The first step to knowing when to plant your vegetables is knowing which part of the growing season you can plant them. The next step is being more specific and determining actual dates for planting. For this we have to grab the last frost date again and base everything around it. If you are starting your plants from seeds you also need to know how long to grow the seedlings before their ideal transplanting size. This should be on the seed package.
When to Plant Warm Season Vegetables
To start your warm season seeds use the following chart as a guideline. Count back the number of weeks from your last frost date to find the actual starting date. I prefer to direct sow squash, cucumbers, and melons but you can start transplants to grow a couple weeks earlier indoors then begin succession planting after the frost date.
|Warm Season Start Dates|
Beans should be direct sown in the ground after the last frost date.
When to Plant Cool/Cold Season Vegetables
Cool season vegetables can be planted outdoors before the last frost date. In Tennessee we can grow most cool season plants at any time as long as the ground is not frozen – which rarely happens! I begin planting Snap peas in January to mid-February after I have a bed ready. Kale, spinach, and chard can be planted out in mid February and can be successively planted until the days get too warm. You can still grow them in shady areas. The key is to start a new crop every two weeks to have a steady supply. Lettuce is more tender than some other greens and shouldn’t be planted too early. A month to six weeks before the last frost date usually works well in my garden. Carrots can be planted in the garden about a month before the last frost while onions and their kin should be given about 2 months if grown from seed.
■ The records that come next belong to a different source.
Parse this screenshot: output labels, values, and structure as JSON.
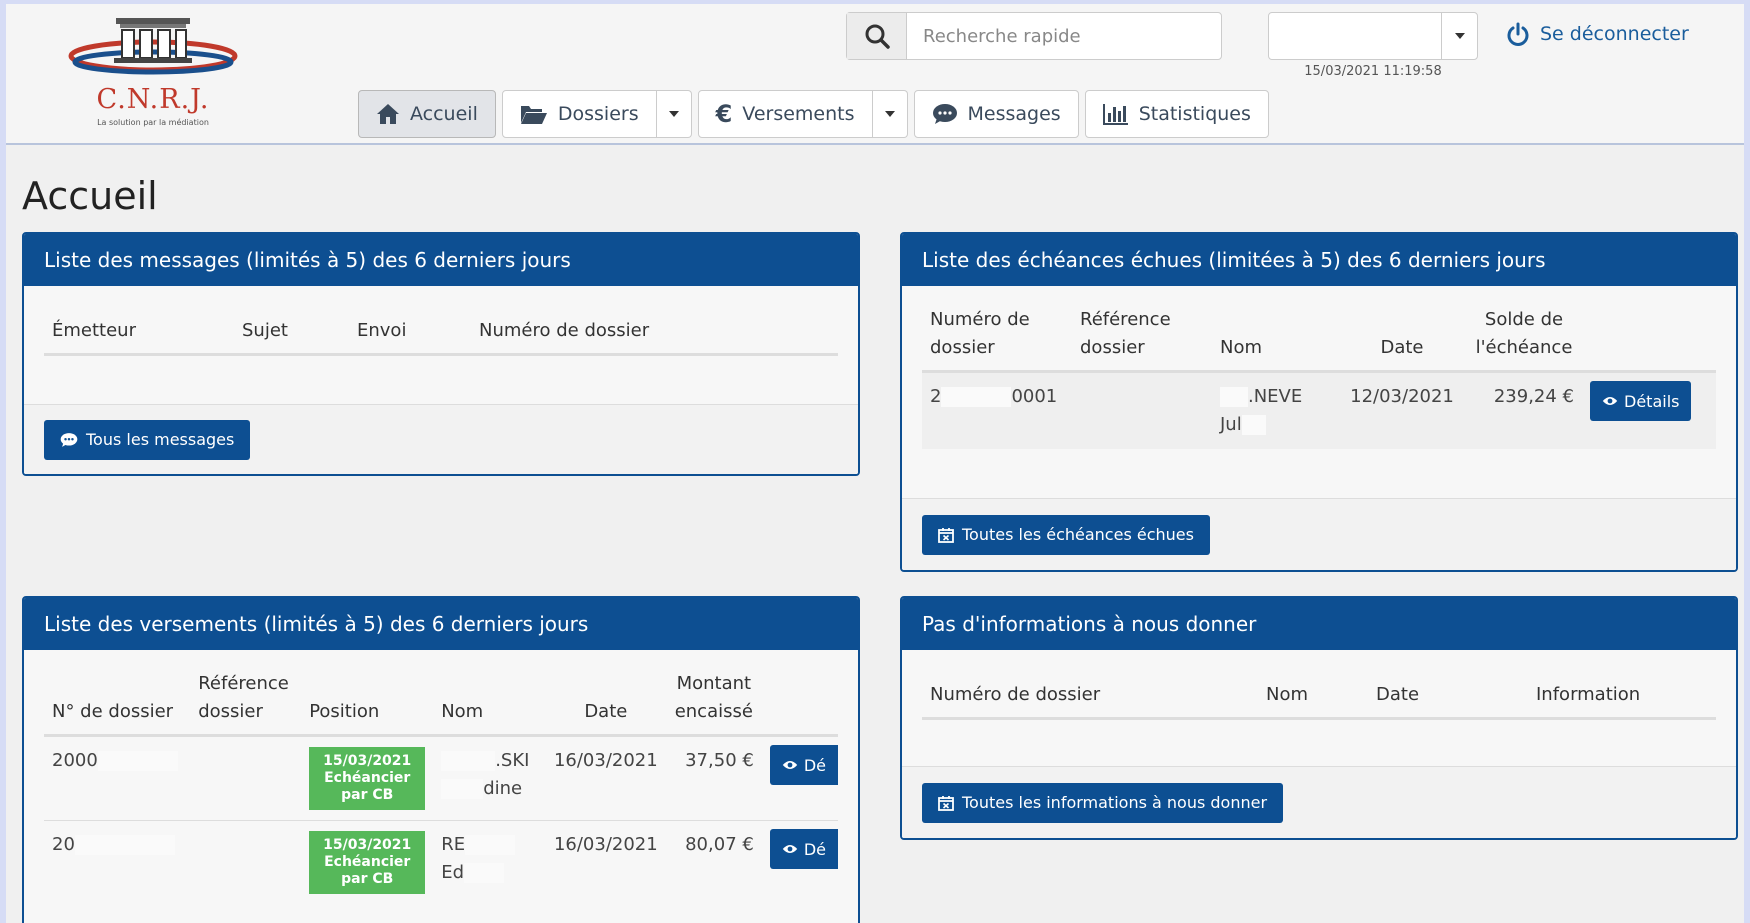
{
  "header": {
    "logo_title": "C.N.R.J.",
    "logo_tagline": "La solution par la médiation",
    "search_placeholder": "Recherche rapide",
    "datetime": "15/03/2021 11:19:58",
    "logout_label": "Se déconnecter"
  },
  "nav": {
    "home": "Accueil",
    "dossiers": "Dossiers",
    "versements": "Versements",
    "messages": "Messages",
    "statistiques": "Statistiques"
  },
  "page_title": "Accueil",
  "messages_panel": {
    "title": "Liste des messages (limités à 5) des 6 derniers jours",
    "columns": [
      "Émetteur",
      "Sujet",
      "Envoi",
      "Numéro de dossier"
    ],
    "button": "Tous les messages"
  },
  "echeances_panel": {
    "title": "Liste des échéances échues (limitées à 5) des 6 derniers jours",
    "columns": [
      "Numéro de dossier",
      "Référence dossier",
      "Nom",
      "Date",
      "Solde de l'échéance"
    ],
    "rows": [
      {
        "numero_a": "2",
        "numero_b": "0001",
        "reference": "",
        "nom_a": ".NEVE",
        "nom_b": "Jul",
        "date": "12/03/2021",
        "solde": "239,24 €",
        "action": "Détails"
      }
    ],
    "button": "Toutes les échéances échues"
  },
  "versements_panel": {
    "title": "Liste des versements (limités à 5) des 6 derniers jours",
    "columns": [
      "N° de dossier",
      "Référence dossier",
      "Position",
      "Nom",
      "Date",
      "Montant encaissé"
    ],
    "rows": [
      {
        "dossier": "2000",
        "reference": "",
        "position_date": "15/03/2021",
        "position_text": "Echéancier par CB",
        "nom_a": ".SKI",
        "nom_b": "dine",
        "date": "16/03/2021",
        "montant": "37,50 €",
        "action": "Dé"
      },
      {
        "dossier": "20",
        "reference": "",
        "position_date": "15/03/2021",
        "position_text": "Echéancier par CB",
        "nom_a": "RE",
        "nom_b": "Ed",
        "date": "16/03/2021",
        "montant": "80,07 €",
        "action": "Dé"
      }
    ]
  },
  "infos_panel": {
    "title": "Pas d'informations à nous donner",
    "columns": [
      "Numéro de dossier",
      "Nom",
      "Date",
      "Information"
    ],
    "button": "Toutes les informations à nous donner"
  },
  "colors": {
    "primary": "#0d4f92",
    "badge_green": "#56b85a",
    "logout_blue": "#1a5d9c"
  }
}
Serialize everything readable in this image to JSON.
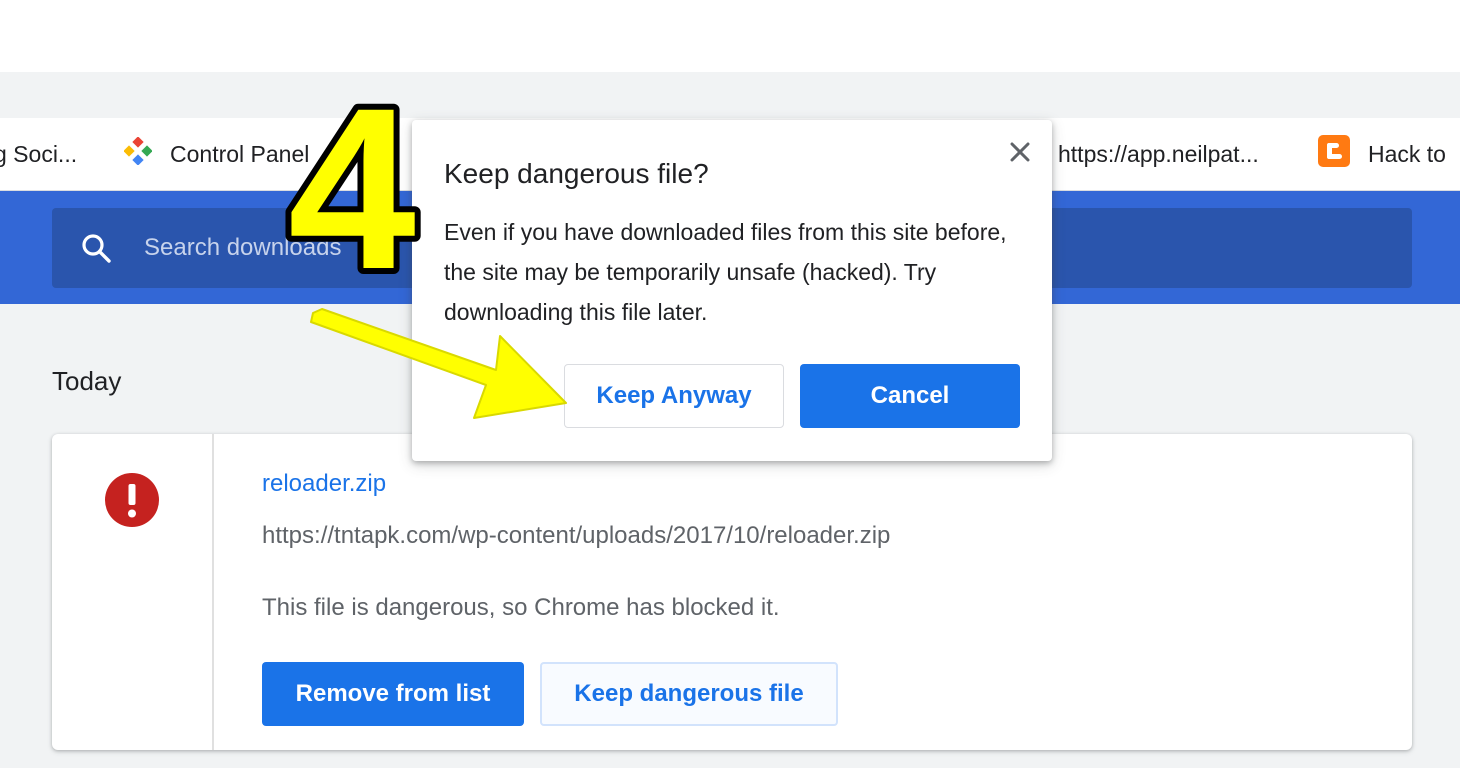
{
  "bookmarks": [
    {
      "label": "g Soci...",
      "icon": "none"
    },
    {
      "label": "Control Panel",
      "icon": "control-panel-icon"
    },
    {
      "label": "https://app.neilpat...",
      "icon": "none"
    },
    {
      "label": "Hack to",
      "icon": "blogger-icon"
    }
  ],
  "search": {
    "placeholder": "Search downloads"
  },
  "section": {
    "title": "Today"
  },
  "download": {
    "file_name": "reloader.zip",
    "url": "https://tntapk.com/wp-content/uploads/2017/10/reloader.zip",
    "status": "This file is dangerous, so Chrome has blocked it.",
    "remove_label": "Remove from list",
    "keep_label": "Keep dangerous file"
  },
  "dialog": {
    "title": "Keep dangerous file?",
    "body": "Even if you have downloaded files from this site before, the site may be temporarily unsafe (hacked). Try downloading this file later.",
    "keep_anyway_label": "Keep Anyway",
    "cancel_label": "Cancel"
  },
  "annotation": {
    "step_number": "4",
    "color": "#ffff00"
  },
  "colors": {
    "accent": "#1a73e8",
    "toolbar_blue": "#3367d6",
    "danger": "#c5221f"
  }
}
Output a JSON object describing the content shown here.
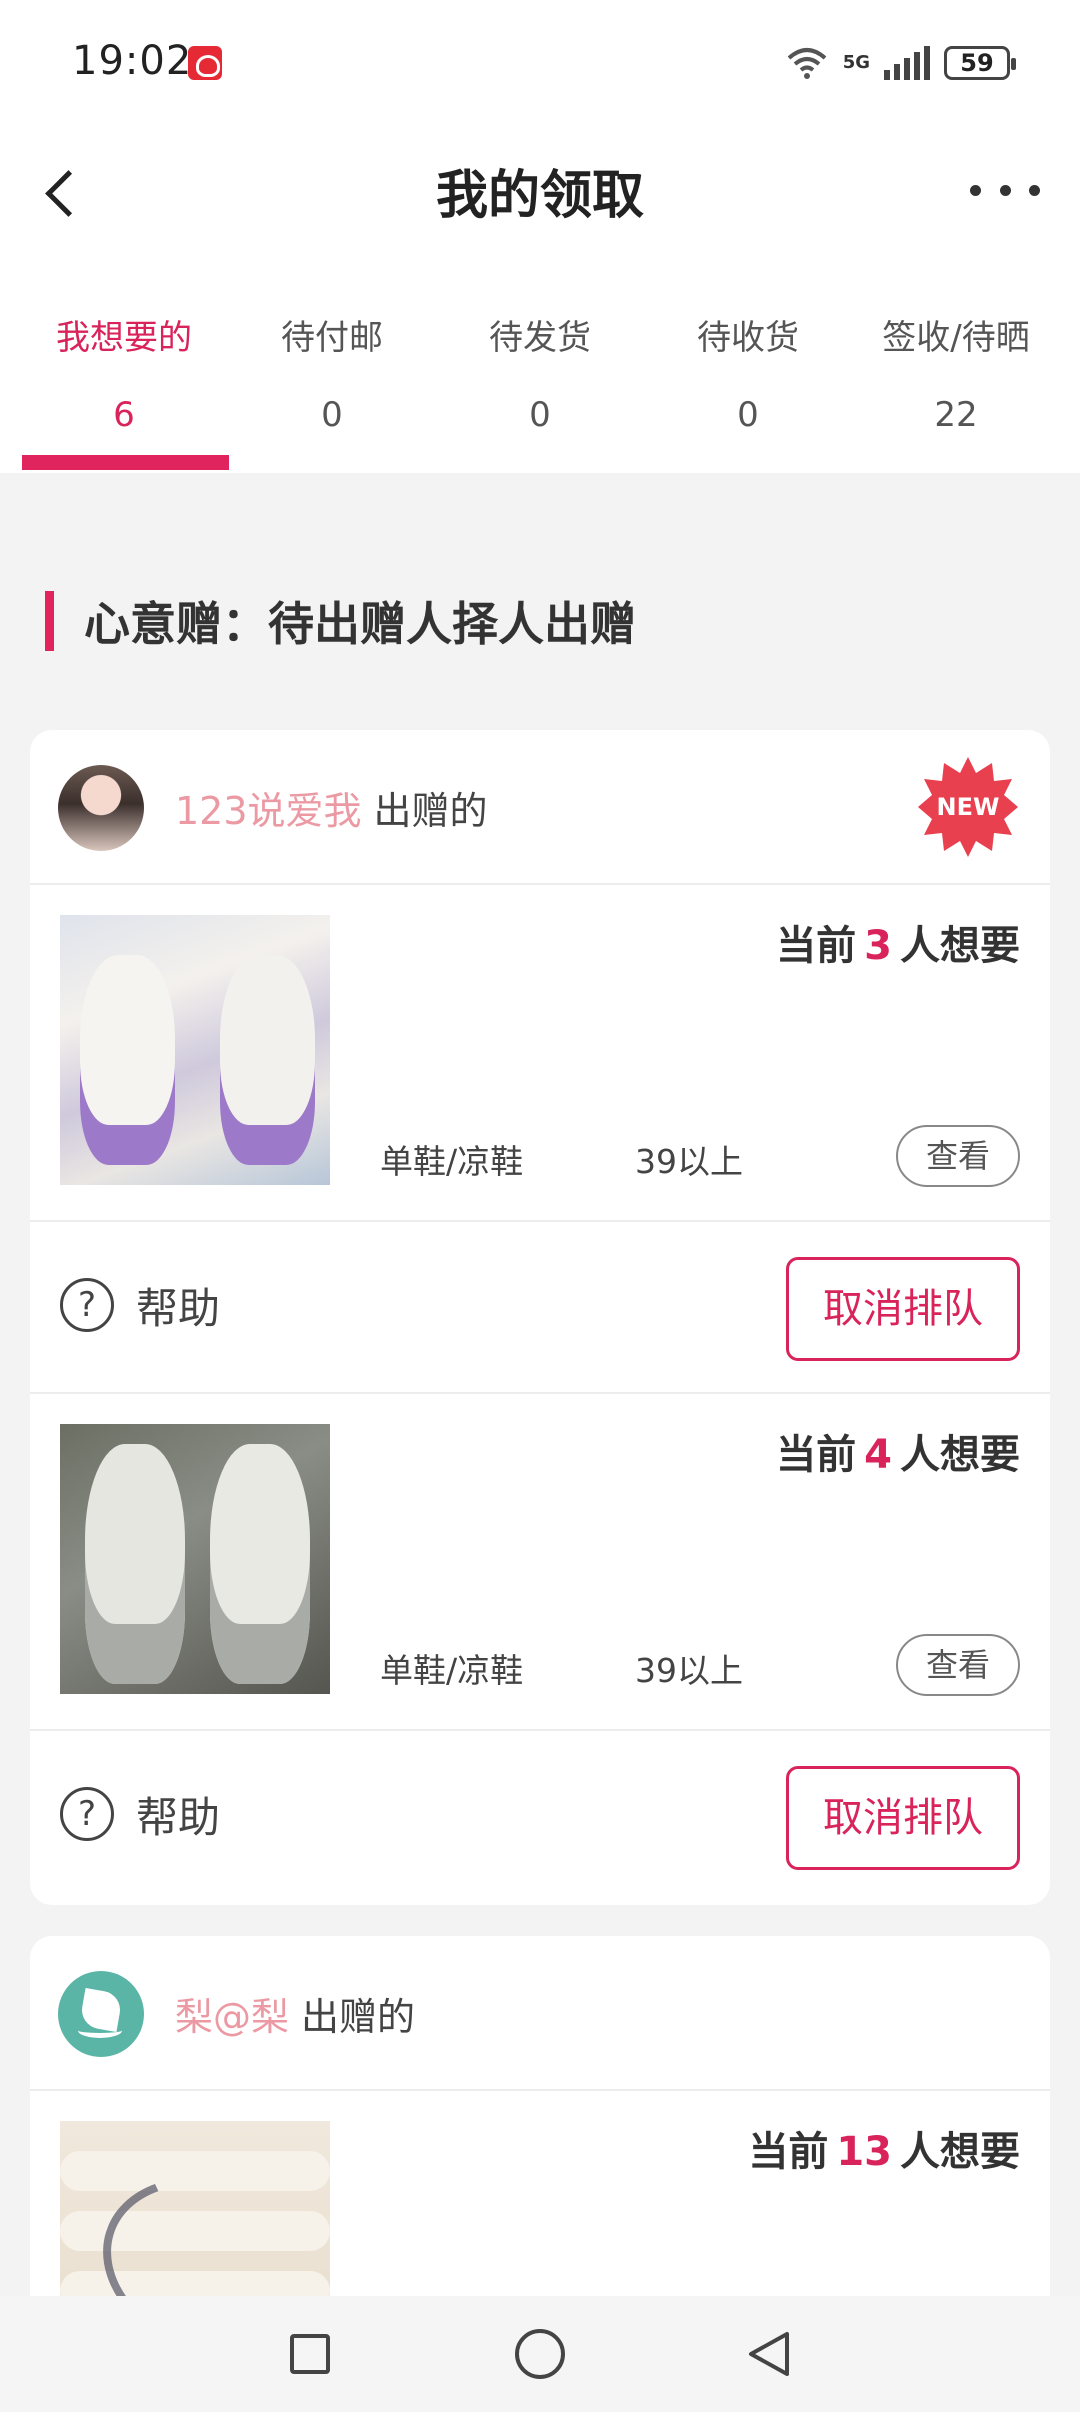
{
  "status_bar": {
    "time": "19:02",
    "network": "5G",
    "battery": "59"
  },
  "header": {
    "title": "我的领取"
  },
  "tabs": [
    {
      "label": "我想要的",
      "count": "6",
      "active": true
    },
    {
      "label": "待付邮",
      "count": "0"
    },
    {
      "label": "待发货",
      "count": "0"
    },
    {
      "label": "待收货",
      "count": "0"
    },
    {
      "label": "签收/待晒",
      "count": "22"
    }
  ],
  "section": {
    "title": "心意赠：待出赠人择人出赠"
  },
  "cards": [
    {
      "giver": "123说爱我",
      "giver_suffix": "出赠的",
      "badge": "NEW",
      "items": [
        {
          "wanted_prefix": "当前",
          "wanted_count": "3",
          "wanted_suffix": "人想要",
          "category": "单鞋/凉鞋",
          "size": "39以上",
          "view_label": "查看",
          "help_label": "帮助",
          "cancel_label": "取消排队"
        },
        {
          "wanted_prefix": "当前",
          "wanted_count": "4",
          "wanted_suffix": "人想要",
          "category": "单鞋/凉鞋",
          "size": "39以上",
          "view_label": "查看",
          "help_label": "帮助",
          "cancel_label": "取消排队"
        }
      ]
    },
    {
      "giver": "梨@梨",
      "giver_suffix": "出赠的",
      "items": [
        {
          "wanted_prefix": "当前",
          "wanted_count": "13",
          "wanted_suffix": "人想要"
        }
      ]
    }
  ],
  "colors": {
    "accent": "#e0245e",
    "giver_name": "#eb9aa4",
    "badge": "#e8404f"
  },
  "icons": {
    "back": "chevron-left-icon",
    "more": "more-dots-icon",
    "help": "question-circle-icon"
  }
}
Keep in mind that as gardeners the weather is the ultimate decision maker. The weather can make or break a garden. It determines when we start our plants and how they grow. Pay close attention to the forecast and make adjustments according to what the forecasters say but also keep in mind what is normal for your area. Last year we had a very warm spring and gardeners were able to start tomato plants almost a month early! I waited on planting out my warm season vegetables because I was afraid of a late frost. If we had a late frost my garden would have been fine but other gardeners would have had to cover plants or face losing crops.